The new optics arrived. Their quality is great. The old optics are shown on the left, and you can see the new parts are a lot less bulky than my previous set. The vernier adjust is going to make height adjustment a lot easier.
Collimation. The first thing I did was adjust the collimator. The beam on lasers like mine spread out like a flashlight. The purpose of the collimator is to reduce beam divergence and to control the beam into a nice cylindrical beam, and is also useful because it allows you to expand the size of the beam (see: link). My collimator has two lenses and the precise distance of the two lenses influences overall expansion. To adjust these collimator, I rotated the laser sideways and pointed the beam at burn paper at a distance of 6 inches. Then I put a beam stop about 80 inches away and tested the diameter of the beam. A nice collimated beam should have the same diameter from a distance away.

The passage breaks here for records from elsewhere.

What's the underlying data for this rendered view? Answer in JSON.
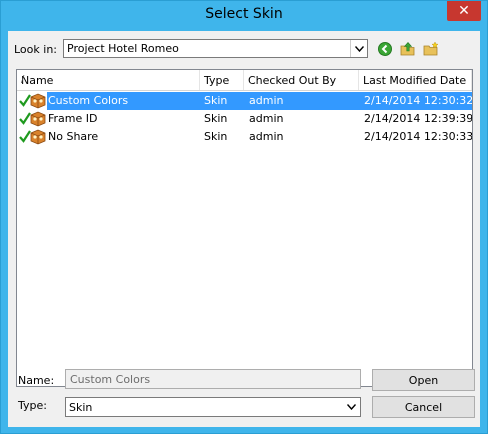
{
  "window": {
    "title": "Select Skin"
  },
  "lookin": {
    "label": "Look in:",
    "value": "Project Hotel Romeo"
  },
  "toolbar": {
    "back_icon": "back-arrow-icon",
    "up_icon": "up-folder-icon",
    "new_folder_icon": "new-folder-icon"
  },
  "list": {
    "columns": [
      "Name",
      "Type",
      "Checked Out By",
      "Last Modified Date"
    ],
    "sort_glyph": "/",
    "rows": [
      {
        "name": "Custom Colors",
        "type": "Skin",
        "checked_out_by": "admin",
        "modified": "2/14/2014 12:30:32...",
        "selected": true
      },
      {
        "name": "Frame ID",
        "type": "Skin",
        "checked_out_by": "admin",
        "modified": "2/14/2014 12:39:39...",
        "selected": false
      },
      {
        "name": "No Share",
        "type": "Skin",
        "checked_out_by": "admin",
        "modified": "2/14/2014 12:30:33...",
        "selected": false
      }
    ]
  },
  "name_field": {
    "label": "Name:",
    "value": "Custom Colors"
  },
  "type_field": {
    "label": "Type:",
    "value": "Skin"
  },
  "buttons": {
    "open": "Open",
    "cancel": "Cancel"
  },
  "colors": {
    "titlebar": "#3fb5eb",
    "close": "#c7372f",
    "selection": "#3399ff"
  }
}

The collimator has some graduated lines on the side, and my burn card shows the beam size for each line. The graduated line for .5 inches seemed pretty good so I locked that position into place.
Centering the beam. Once the collimator was ready the laser was reoriented so the beam was shot downwards. The vernier adjust portion and cutting head was threaded on to the collimator. The optics assembly has a elbow bend with adjusting screws that allow you to center the beam. It was also useful to put some rusty carbon steel on the table, and used a cheap USB microscope to look at the position of the beam. I also used a bit of tape in the retaining ring of the cutting head, and hit the laser at low power for 0.04 sec duration to put a little hole in the tape. The beam was centered after a six or so iterations.

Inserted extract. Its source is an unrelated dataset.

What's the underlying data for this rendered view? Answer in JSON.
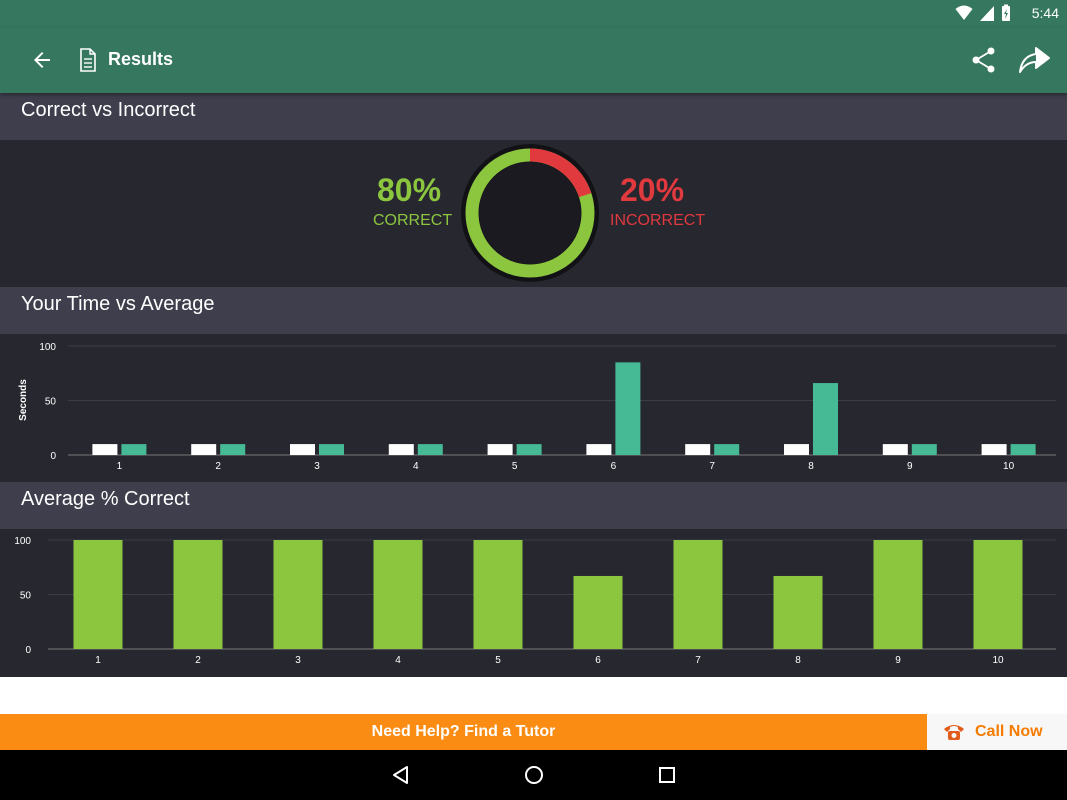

Height adjustment. After the beam was centered I started working on adjusting the height of the beam. This picture shows the goal of height adjustment. The issue is that the beam forms a waist and the most power of the laser occurs at the minimum waist diameter. The sweet spot of the beam waist can be placed in path of the beam by adjusting the height of the cutting nozzle.

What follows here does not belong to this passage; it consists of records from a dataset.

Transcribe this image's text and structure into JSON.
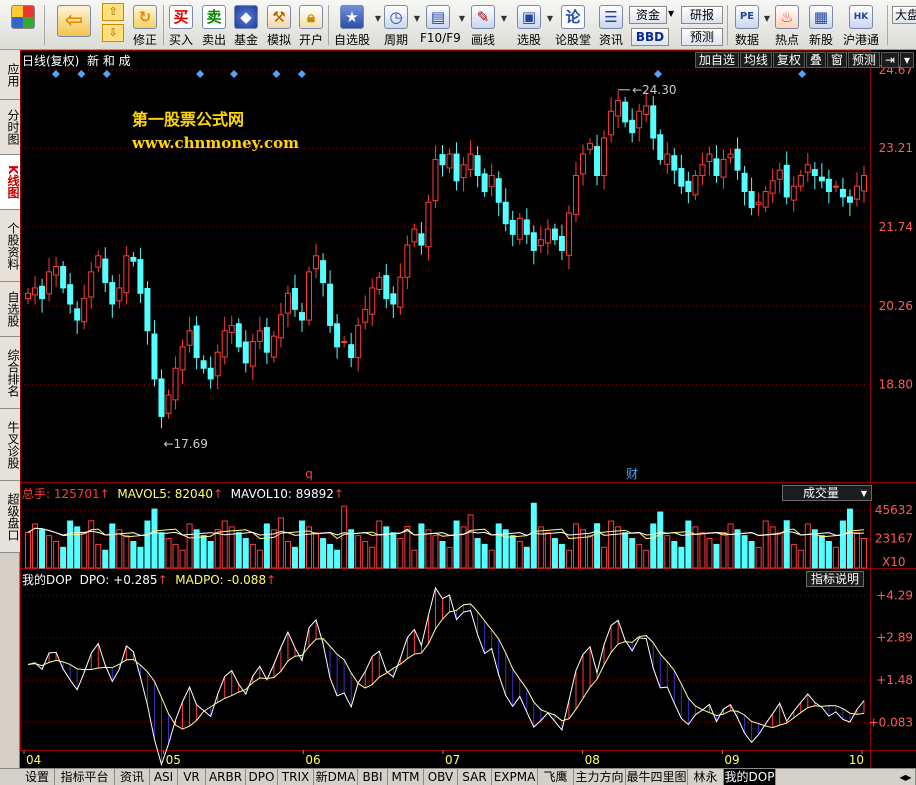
{
  "toolbar": {
    "buttons": [
      {
        "label": "",
        "icon": "grid-logo-icon"
      },
      {
        "label": "",
        "icon": "back-arrow-icon"
      },
      {
        "label": "修正",
        "icon": "refresh-icon"
      },
      {
        "label": "买入",
        "icon": "buy-icon",
        "glyph": "买"
      },
      {
        "label": "卖出",
        "icon": "sell-icon",
        "glyph": "卖"
      },
      {
        "label": "基金",
        "icon": "fund-icon"
      },
      {
        "label": "模拟",
        "icon": "hammer-icon"
      },
      {
        "label": "开户",
        "icon": "lock-icon"
      },
      {
        "label": "自选股",
        "icon": "star-icon"
      },
      {
        "label": "周期",
        "icon": "clock-icon"
      },
      {
        "label": "F10/F9",
        "icon": "f10-icon"
      },
      {
        "label": "画线",
        "icon": "pen-icon"
      },
      {
        "label": "选股",
        "icon": "screen-icon"
      },
      {
        "label": "论股堂",
        "icon": "forum-icon",
        "glyph": "论"
      },
      {
        "label": "资讯",
        "icon": "news-icon"
      },
      {
        "label": "数据",
        "icon": "pe-icon",
        "glyph": "PE"
      },
      {
        "label": "热点",
        "icon": "hot-icon"
      },
      {
        "label": "新股",
        "icon": "newstock-icon"
      },
      {
        "label": "沪港通",
        "icon": "hk-icon"
      }
    ],
    "mini_buttons": [
      "资金",
      "研报",
      "BBD",
      "预测",
      "大盘"
    ]
  },
  "side_tabs": [
    {
      "label": "应用",
      "active": false
    },
    {
      "label": "分时图",
      "active": false
    },
    {
      "label": "K线图",
      "active": true
    },
    {
      "label": "个股资料",
      "active": false
    },
    {
      "label": "自选股",
      "active": false
    },
    {
      "label": "综合排名",
      "active": false
    },
    {
      "label": "牛叉诊股",
      "active": false
    },
    {
      "label": "超级盘口",
      "active": false
    }
  ],
  "chart_header": {
    "mode": "日线(复权)",
    "stock": "新 和 成"
  },
  "header_buttons": [
    "加自选",
    "均线",
    "复权",
    "叠",
    "窗",
    "预测"
  ],
  "watermark": {
    "line1": "第一股票公式网",
    "line2": "www.chnmoney.com"
  },
  "annotations": {
    "high": "24.30",
    "low": "17.69",
    "marker_q": "q",
    "marker_cai": "财"
  },
  "volume_panel": {
    "label_total": "总手: 125701",
    "label_ma5": "MAVOL5: 82040",
    "label_ma10": "MAVOL10: 89892",
    "dropdown": "成交量",
    "scale_note": "X10"
  },
  "indicator_panel": {
    "label_name": "我的DOP",
    "label_dpo": "DPO: +0.285",
    "label_madpo": "MADPO: -0.088",
    "help_button": "指标说明"
  },
  "bottom_tabs": [
    "设置",
    "指标平台",
    "资讯",
    "ASI",
    "VR",
    "ARBR",
    "DPO",
    "TRIX",
    "新DMA",
    "BBI",
    "MTM",
    "OBV",
    "SAR",
    "EXPMA",
    "飞鹰",
    "主力方向",
    "最牛四里图",
    "林永",
    "我的DOP"
  ],
  "colors": {
    "up": "#ff3b3b",
    "down": "#54ffff",
    "bg": "#000000",
    "grid": "#8b0000",
    "axis_text": "#ff5a5a",
    "ma": "#ffffff"
  },
  "chart_data": [
    {
      "type": "candlestick",
      "title": "新 和 成",
      "price_axis_ticks": [
        24.67,
        23.21,
        21.74,
        20.26,
        18.8
      ],
      "x_tick_labels": [
        "04",
        "05",
        "06",
        "07",
        "08",
        "09",
        "10"
      ],
      "high": 24.3,
      "low": 17.69,
      "close_series": [
        20.5,
        20.6,
        20.4,
        20.9,
        21.0,
        20.6,
        20.3,
        20.0,
        20.4,
        20.9,
        21.2,
        20.7,
        20.3,
        20.6,
        21.2,
        21.1,
        20.5,
        19.8,
        18.9,
        18.2,
        18.6,
        19.1,
        19.5,
        19.8,
        19.3,
        19.1,
        18.9,
        19.4,
        19.8,
        19.9,
        19.5,
        19.2,
        19.6,
        19.8,
        19.4,
        19.7,
        20.1,
        20.5,
        20.2,
        20.0,
        20.9,
        21.2,
        20.7,
        19.9,
        19.5,
        19.6,
        19.3,
        19.9,
        20.2,
        20.6,
        20.8,
        20.4,
        20.3,
        20.8,
        21.4,
        21.7,
        21.4,
        22.2,
        23.0,
        22.9,
        23.1,
        22.6,
        22.9,
        23.1,
        22.7,
        22.4,
        22.7,
        22.2,
        21.8,
        21.6,
        21.9,
        21.6,
        21.3,
        21.5,
        21.7,
        21.5,
        21.3,
        22.0,
        22.7,
        23.1,
        23.3,
        22.7,
        23.4,
        23.9,
        24.1,
        23.7,
        23.5,
        23.9,
        24.0,
        23.4,
        23.0,
        23.1,
        22.8,
        22.5,
        22.4,
        22.7,
        22.9,
        23.1,
        22.7,
        23.0,
        23.1,
        22.8,
        22.4,
        22.1,
        22.2,
        22.4,
        22.6,
        22.8,
        22.3,
        22.5,
        22.7,
        22.9,
        22.7,
        22.6,
        22.4,
        22.5,
        22.3,
        22.2,
        22.5,
        22.7
      ]
    },
    {
      "type": "bar",
      "title": "成交量",
      "y_axis_ticks": [
        45632,
        23167
      ],
      "series": [
        {
          "name": "总手",
          "last": 125701
        },
        {
          "name": "MAVOL5",
          "last": 82040
        },
        {
          "name": "MAVOL10",
          "last": 89892
        }
      ]
    },
    {
      "type": "line",
      "title": "我的DOP",
      "y_axis_ticks": [
        4.29,
        2.89,
        1.48,
        0.083
      ],
      "series": [
        {
          "name": "DPO",
          "last": 0.285
        },
        {
          "name": "MADPO",
          "last": -0.088
        }
      ]
    }
  ]
}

To find the best height for minimum beam diameter, I used the thermally sensitive paper and looked at the beam diameter as a function of height. The first pass I took at this was by crudely changing the height while the shot a short duration laser pulse at burn paper. The smaller the dot on this burn test the better. This was repeated again to by starting at the general height from round one and using relative small turns on the vernier adjust. Up until this point the height adjustment was done without the copper cutting nozzle on the cutting head. I put the nozzle on the system and did more tests with the burn paper. If you look at this pic, you can see very odd things happen to the beam with nozzle on the cutting head. The beam is shifted around at the elbow using the adjusting screws until the crescent shapes around the central portion of the spot made by the beam is removed.